quote: But buried even in this single public statement is the clue we need to explain Windows 8’s slow start.It’s the netbook.I’ve written—and spoken about, on podcasts—about how Windows 7, somewhat miraculously and/or suspiciously, was able to maintain a steady selling rate of approximately 20 million units per month over its three year lifespan. And I’ve furthered that Windows 8 needs to reach that figure, at a minimum, because it targets two markets, that for PCs and that for tablets. To be truly successful, Windows 8 needs to sell far more than 20 million licenses a month.The funny thing is, we’ve held up Windows 7 as the gold standard when it comes to Windows versions. It was non-controversial, lauded for cleaning up the Windows Vista “mess” (whether real or perceived), and is still generally regarded as a high-water mark of sorts. Those who pan Windows 8 invariably compare it, unfavorably, to Windows 7, and wonder why Microsoft simply couldn’t have made another Windows 7 instead. But it’s simple.Windows 7 was a lie.See, that 20 million figure—which I believe to have been massaged from a bookkeeping standpoint—was unfairly bolstered by sales of low-cost PCs, primarily netbooks....It’s not pat to say that the Windows PC market went for volume over quality, because it did: Many of those 20 million Windows 7 licenses each month—too many, I think—went to machines that are basically throwaway, plastic crap. Netbooks didn’t just rejuvenate the market just as Windows 7 appeared, they also destroyed it from within: Now consumers expect to pay next to nothing for a Windows PC. Most of them simply refuse to pay for more expensive Windows PCs.

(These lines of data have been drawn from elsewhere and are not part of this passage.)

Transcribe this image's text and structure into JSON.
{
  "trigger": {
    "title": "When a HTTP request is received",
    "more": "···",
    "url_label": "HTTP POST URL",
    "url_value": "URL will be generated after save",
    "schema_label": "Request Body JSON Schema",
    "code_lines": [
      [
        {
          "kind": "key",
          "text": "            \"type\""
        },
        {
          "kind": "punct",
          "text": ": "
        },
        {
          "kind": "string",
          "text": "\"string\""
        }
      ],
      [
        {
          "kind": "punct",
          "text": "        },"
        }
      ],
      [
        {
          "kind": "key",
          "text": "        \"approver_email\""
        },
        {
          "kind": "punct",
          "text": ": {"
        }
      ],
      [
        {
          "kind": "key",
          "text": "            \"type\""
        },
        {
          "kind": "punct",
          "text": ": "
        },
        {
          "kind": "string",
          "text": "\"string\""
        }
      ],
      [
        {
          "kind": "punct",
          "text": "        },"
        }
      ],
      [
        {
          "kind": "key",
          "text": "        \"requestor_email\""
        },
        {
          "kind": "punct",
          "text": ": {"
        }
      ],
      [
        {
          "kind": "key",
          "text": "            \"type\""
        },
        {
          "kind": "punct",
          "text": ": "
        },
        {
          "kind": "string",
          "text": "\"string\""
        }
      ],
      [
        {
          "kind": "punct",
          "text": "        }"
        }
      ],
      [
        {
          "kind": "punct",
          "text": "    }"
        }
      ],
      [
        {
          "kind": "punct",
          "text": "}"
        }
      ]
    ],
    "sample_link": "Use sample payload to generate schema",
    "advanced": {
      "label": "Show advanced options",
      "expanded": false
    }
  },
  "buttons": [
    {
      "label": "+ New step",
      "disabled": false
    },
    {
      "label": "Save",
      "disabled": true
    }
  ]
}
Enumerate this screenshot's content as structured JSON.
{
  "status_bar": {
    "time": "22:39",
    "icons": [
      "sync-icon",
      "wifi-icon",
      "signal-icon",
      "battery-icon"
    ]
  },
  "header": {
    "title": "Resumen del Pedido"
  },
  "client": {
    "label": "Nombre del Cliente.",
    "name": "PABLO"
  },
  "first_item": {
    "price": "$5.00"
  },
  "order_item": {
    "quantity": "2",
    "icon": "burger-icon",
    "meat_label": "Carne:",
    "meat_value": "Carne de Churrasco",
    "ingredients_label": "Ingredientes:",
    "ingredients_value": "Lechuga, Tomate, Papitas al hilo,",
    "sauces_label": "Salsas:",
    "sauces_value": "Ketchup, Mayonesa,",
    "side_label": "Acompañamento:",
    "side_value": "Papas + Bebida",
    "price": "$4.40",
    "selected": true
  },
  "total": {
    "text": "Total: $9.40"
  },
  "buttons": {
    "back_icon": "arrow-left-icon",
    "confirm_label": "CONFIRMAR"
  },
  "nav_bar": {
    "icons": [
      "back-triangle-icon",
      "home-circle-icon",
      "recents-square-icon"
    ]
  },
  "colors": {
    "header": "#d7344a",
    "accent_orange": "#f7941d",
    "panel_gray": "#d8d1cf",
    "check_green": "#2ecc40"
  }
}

quote: Getting people to pay more for a product they were previously getting inexpensively is a tough one.
quote: Taking the above into account, your post above appears to be a classic troll post, written to provoke an emotional reaction, on a separate topic. http://en.wikipedia.org/wiki/Troll_%28Internet%29
quote: expensive touchscreen devices is what they're supposed to be pushing
quote: The few available ones I've found have been Acer's at $650 with the keyboard dock and HP's Envy x2 for $850, $300 more than most tablets or low-end notebooks
quote: the same customers Microsoft and OEMs have targeted for years are used to paying less
quote: If someone has a choice between a Clover Trail tablet or a 15" laptop that only costs $500, both running Windows 8, what do you think most are going to buy?
quote: Tablet sales won't improve until prices for touchscreen and mobile components are driven down over time
quote: These customers defect to Google en masse, why chase them? Let Google have the poor non-paying customers who will watch ads, while MS has a slice of rich customers formerly belonging to Apple. More profit to MS this way.
quote: Big heavy laptop with 3 hours of battery life of small light tablet with 9 hour of battery life? That's a tough choice LOL. Of course most people would go for a tablet, since it's just as good for office/mail/web/video/casual gaming as a heavier laptop.
quote: Same for iPad which started to sell better when they made crappier/cheaper mini version.
quote: while providing better HD video viewing experience due to proper aspect ratio, especially on Surface.
quote: have prices that start at around $650.